Endangered Language Archive (ELAR) online portal, powered by Preservica, celebrates humanity’s cultural and linguistic diversity.
Originally posted on ELAR's blog.
The Endangered Language Archive (ELAR) is excited to announce the launch of its new archiving platform powered by Preservica on February 21st 2021, International Mother Language Day – celebrating humanity’s cultural and linguistic diversity. ELAR holds audiovisual collections of endangered languages recorded with and by communities all over the world, preserving their knowledge and languages, making them available for future generations.
Over 500 collections can be explored in the new archive, from languages spoken by communities in the Kalahari Desert in Namibia, South Africa and Botswana, over languages signed in India and Iran, to languages whistled in the Brazilian Amazon. You can find recordings of every-day conversations, instructions on how to build fish traps or boats, explanations of kinship systems and the use of medicinal plants, learn about art forms like string figures and sand drawings. ELAR’s collections are unique records of local knowledge systems encoded in their languages, described by the holders of the knowledge themselves.
The Endangered Languages Archive was created in 2002 in response to the dramatic decline of linguistic diversity with seed funding by the Arcadia Fund, a charitable fund of Lisbet Rausing and Peter Baldwin. Arcadia serves humanity by preserving endangered cultural heritage and ecosystems. ELAR was created together with the Endangered Languages Documentation Programme, a grant-giving organisation which funds language documentation projects and trains language documenters globally.

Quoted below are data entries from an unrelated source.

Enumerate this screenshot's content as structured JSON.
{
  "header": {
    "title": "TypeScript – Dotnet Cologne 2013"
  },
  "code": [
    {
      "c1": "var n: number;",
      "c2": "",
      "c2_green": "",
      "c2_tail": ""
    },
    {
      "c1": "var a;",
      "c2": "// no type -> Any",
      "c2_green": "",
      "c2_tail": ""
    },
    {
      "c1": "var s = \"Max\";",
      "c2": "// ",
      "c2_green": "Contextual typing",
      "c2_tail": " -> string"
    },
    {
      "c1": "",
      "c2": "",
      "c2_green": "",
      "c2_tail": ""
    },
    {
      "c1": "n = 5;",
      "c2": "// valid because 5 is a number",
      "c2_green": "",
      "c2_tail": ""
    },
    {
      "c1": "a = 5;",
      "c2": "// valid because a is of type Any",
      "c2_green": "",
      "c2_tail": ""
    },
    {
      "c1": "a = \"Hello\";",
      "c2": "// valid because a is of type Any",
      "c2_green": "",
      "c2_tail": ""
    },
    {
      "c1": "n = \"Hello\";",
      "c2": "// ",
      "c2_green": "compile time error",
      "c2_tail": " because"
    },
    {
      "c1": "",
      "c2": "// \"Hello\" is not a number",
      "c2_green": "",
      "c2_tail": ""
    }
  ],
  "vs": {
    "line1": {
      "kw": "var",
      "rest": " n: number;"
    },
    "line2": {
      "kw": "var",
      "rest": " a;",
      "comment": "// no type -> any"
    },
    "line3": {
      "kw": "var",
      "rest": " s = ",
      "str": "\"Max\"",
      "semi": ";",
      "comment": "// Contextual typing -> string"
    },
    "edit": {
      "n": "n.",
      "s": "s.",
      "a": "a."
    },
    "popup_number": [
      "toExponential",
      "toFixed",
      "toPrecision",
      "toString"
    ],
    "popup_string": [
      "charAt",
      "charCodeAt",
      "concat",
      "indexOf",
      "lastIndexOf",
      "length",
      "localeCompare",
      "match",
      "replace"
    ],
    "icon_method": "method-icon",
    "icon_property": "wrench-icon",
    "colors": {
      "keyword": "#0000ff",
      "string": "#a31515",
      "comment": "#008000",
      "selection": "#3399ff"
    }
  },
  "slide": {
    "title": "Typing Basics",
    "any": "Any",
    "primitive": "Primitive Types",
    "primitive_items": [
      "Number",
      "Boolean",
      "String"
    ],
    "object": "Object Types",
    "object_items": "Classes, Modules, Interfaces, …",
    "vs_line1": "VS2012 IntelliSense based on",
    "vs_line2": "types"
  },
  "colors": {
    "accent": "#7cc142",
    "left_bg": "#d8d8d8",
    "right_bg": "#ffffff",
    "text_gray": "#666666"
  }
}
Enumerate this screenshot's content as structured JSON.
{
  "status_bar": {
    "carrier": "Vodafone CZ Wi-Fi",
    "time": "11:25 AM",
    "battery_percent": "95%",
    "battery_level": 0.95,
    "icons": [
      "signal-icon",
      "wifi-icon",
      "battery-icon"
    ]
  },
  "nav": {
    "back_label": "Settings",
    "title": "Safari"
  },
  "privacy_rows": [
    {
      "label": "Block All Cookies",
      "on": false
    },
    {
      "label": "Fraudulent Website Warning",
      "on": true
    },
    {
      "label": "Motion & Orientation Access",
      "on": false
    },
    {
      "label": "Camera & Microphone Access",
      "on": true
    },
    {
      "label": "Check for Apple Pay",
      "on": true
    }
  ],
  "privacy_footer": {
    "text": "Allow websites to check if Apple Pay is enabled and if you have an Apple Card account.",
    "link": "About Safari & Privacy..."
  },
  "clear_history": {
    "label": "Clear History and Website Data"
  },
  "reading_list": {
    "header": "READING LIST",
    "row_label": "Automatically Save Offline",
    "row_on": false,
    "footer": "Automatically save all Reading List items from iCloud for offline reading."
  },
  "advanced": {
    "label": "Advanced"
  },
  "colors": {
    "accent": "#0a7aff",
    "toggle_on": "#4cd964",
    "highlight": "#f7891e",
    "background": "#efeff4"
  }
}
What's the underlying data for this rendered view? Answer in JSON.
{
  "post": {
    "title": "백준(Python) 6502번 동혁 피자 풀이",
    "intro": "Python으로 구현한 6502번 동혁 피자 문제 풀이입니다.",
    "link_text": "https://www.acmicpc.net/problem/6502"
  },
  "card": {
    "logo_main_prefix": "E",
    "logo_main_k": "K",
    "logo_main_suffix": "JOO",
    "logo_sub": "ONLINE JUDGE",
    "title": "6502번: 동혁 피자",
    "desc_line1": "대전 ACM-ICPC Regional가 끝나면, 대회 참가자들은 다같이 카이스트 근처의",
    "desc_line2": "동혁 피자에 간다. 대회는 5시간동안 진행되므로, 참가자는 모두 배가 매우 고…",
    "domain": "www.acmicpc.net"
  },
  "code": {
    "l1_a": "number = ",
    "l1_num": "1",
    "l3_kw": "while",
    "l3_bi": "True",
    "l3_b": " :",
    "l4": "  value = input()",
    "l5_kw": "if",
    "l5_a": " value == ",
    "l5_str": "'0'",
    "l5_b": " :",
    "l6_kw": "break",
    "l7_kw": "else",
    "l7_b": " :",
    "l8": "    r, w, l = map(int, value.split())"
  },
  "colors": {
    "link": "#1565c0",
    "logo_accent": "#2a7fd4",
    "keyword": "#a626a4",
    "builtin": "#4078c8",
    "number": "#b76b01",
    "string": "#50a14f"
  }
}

In the week following International Mother Language Day, ELAR will hold a virtual celebration of the new archiving platform, showcasing the diversity of collections via the new ELAR Blog and ELAR’s social media channels. Follow @ELARarchive on Twitter, Instagram and Facebook.
ELAR Homepage featuring a photo of Henriëtte Daudey filming a divination ritual done by Northern Prinmi speaker Bkrashis Phuntshogs in Jiulong (Ganze Prefecture, Sichuan Province, China), November 2017. Photo: Padma Rgyalmtshan